transactions” related to a money laundering transaction forbidden by the section,
proposed 18 U.S.C. 1956(j)(1). “Dependent transactions” are those that complement,
complete, or would not have occurred but for the otherwise proscribed laundering
financial transaction, proposed 18 U.S.C. 1956(j)(2).
Sundry Technical and Substantive Amendments.
Bulk Cash Smuggling. It is a federal crime to transport or transfer more than
$10,000 in cash out of the United States concealed in any conveyance, merchandise,
container, luggage or on one’s person, 31 U.S.C. 5332. Subsection 406(a) amends
section 5332 to outlaw transporting or transfer of more than $10,000 in cash
concealed in “any mail,” proposed 31 U.S.C. 5332.
Civil Forfeiture Pre-trial Freezes and Restraining Orders. Federal law
permits pre-trial restraining orders to freeze property sought in criminal forfeiture
cases, 21 U.S.C. 853(e), and pre-trial restraining orders or the appointment of
receivers or conservators in civil forfeiture cases, 18 U.S.C. 981(j). In money
laundering cases, it also permits restraining orders and the appointment of receivers
under somewhat different procedures with respect to the property of foreign financial
institutions with interbank accounts in this country, which is subject to a collection
or forfeiture proceeding, 18 U.S.C. 1956(b). Section 406(a) removes the requirement
that the property be that of a foreign financial institution, proposed 18 U.S.C.
Codification of Section 316 of the USA PATRIOT Act. Section 316 of
the USA PATRIOT Act allows property owners to challenge the government’s
assertion of terrorism related forfeitures, 115 Stat. 309 (2001). Section 406 of H.R.
Conspiracy Penalties. It is a federal crime to destroy or attempt to destroy
commercial motor vehicles or their facilities, 18 U.S.C. 33. Offenders face
imprisonment for not more than 20 years, id. It is also a federal crime to cause or to
attempt to cause more than $100,000 worth of damage to an energy facility, 18
U.S.C. 1366. Again, offenders face imprisonment for not more than 20 years, id. In
both cases as in the case of any federal felony, conspiracy to commit such offenses
in punishable under the general federal conspiracy statute by imprisonment for not
more than five years, 18 U.S.C. 371.
Subsection 406(c) amends both 18 U.S.C. 33 and 18 U.S.C. 1366 so that
conspiracy to violate their provisions carries the same penalty as the underlying
offense, proposed 18 U.S.C. 33(a), 1366(a).
Technical Amendments. Section 407 corrects a purely technical,
typographical omission in 2332b(g)(5)(B). Section 408 completes a technically
incomplete cross reference in 31 U.S.C. 5318(n)(4)(A). Section 409 corrects purely

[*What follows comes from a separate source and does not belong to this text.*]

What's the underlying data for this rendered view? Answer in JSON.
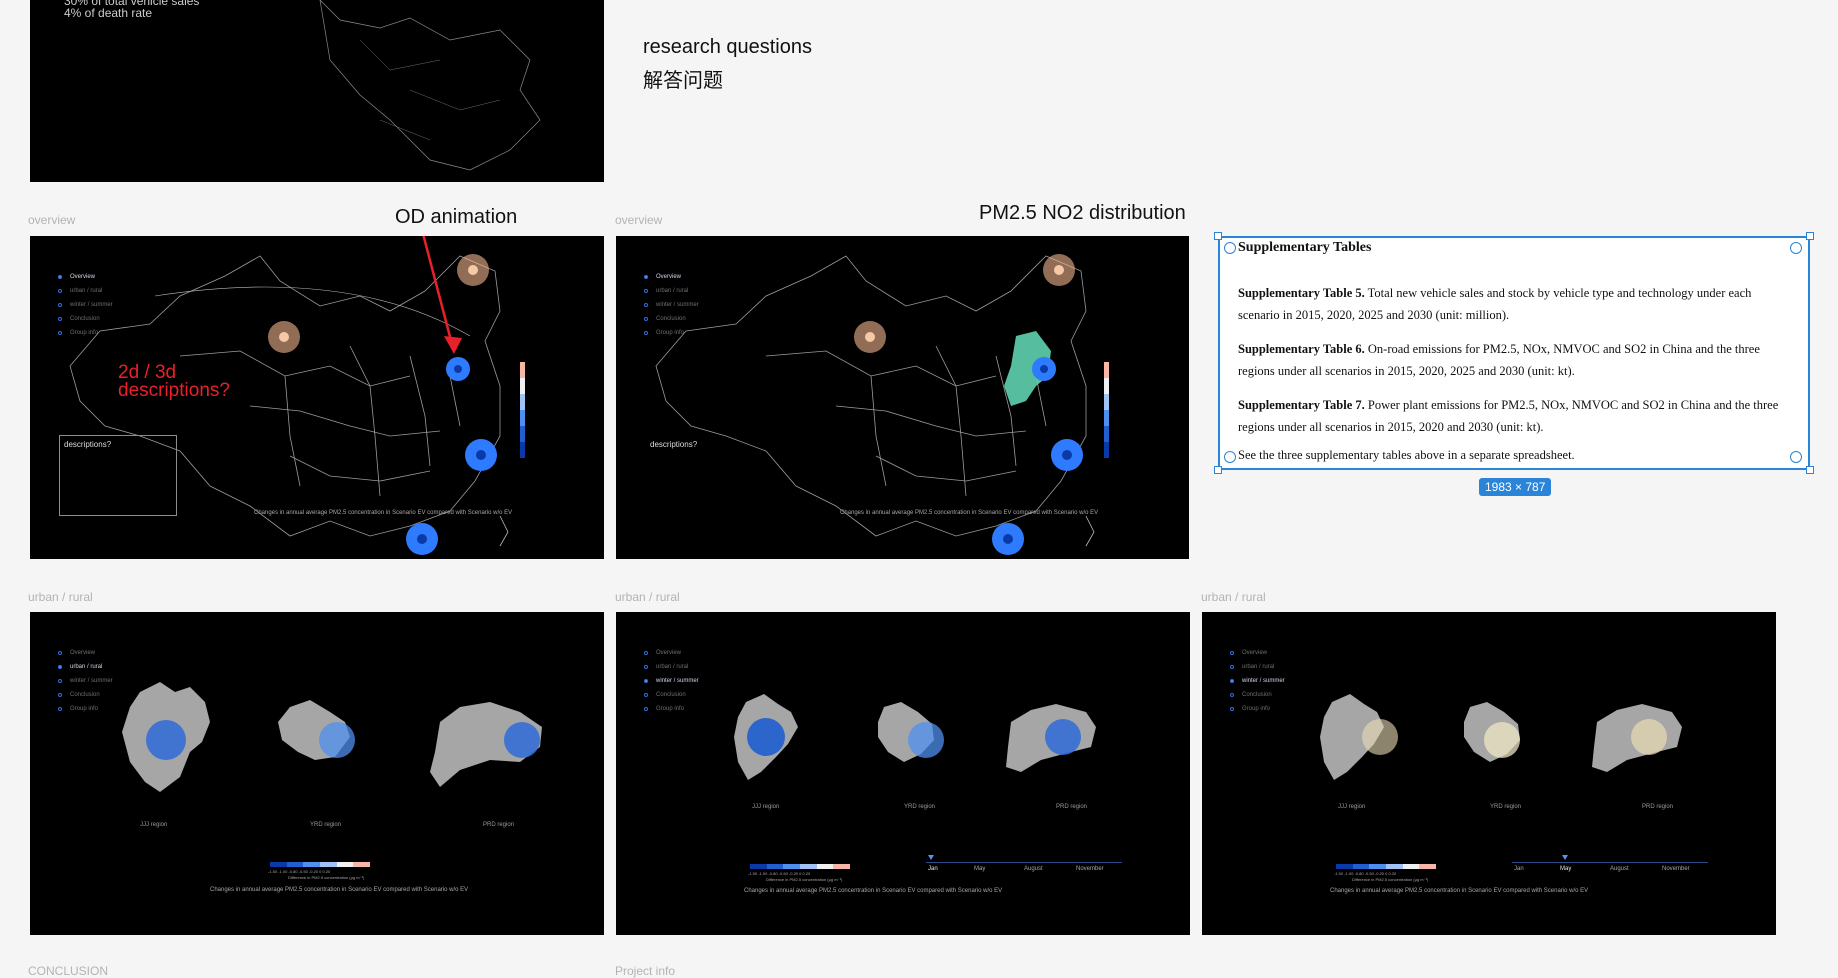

technical, typographical errors in section 6604 of the Intelligence Reform and
Terrorism Prevention Act of 2004.
Laundering the Proceeds Foreign Terrorist Training. Federal law
prohibits laundering the proceeds of various predicate offenses, 18 U.S.C. 1956; in
addition to other criminal penalties, property associated with such laundering is
subject to confiscation, 18 U.S.C. 981(a)(1)(A). Receipt of military training from a
foreign terrorist organization is also a federal crime, 18 U.S.C. 2339D. Section 112
of H.R. 3199 makes 18 U.S.C. 2339 a federal crime of terrorism under 18 U.S.C.
2332b(g)(5)(B). Federal crimes of terrorism are RICO predicate offenses by
definition, 18 U.S.C. 1961(1)(G). RICO predicate offenses are by definition money
laundering predicate offenses, 18 U.S.C. 1956(c)(7)(A). Section 410 confirms the
status of 18 U.S.C. 2339D as a money laundering predicate offense, 18 U.S.C.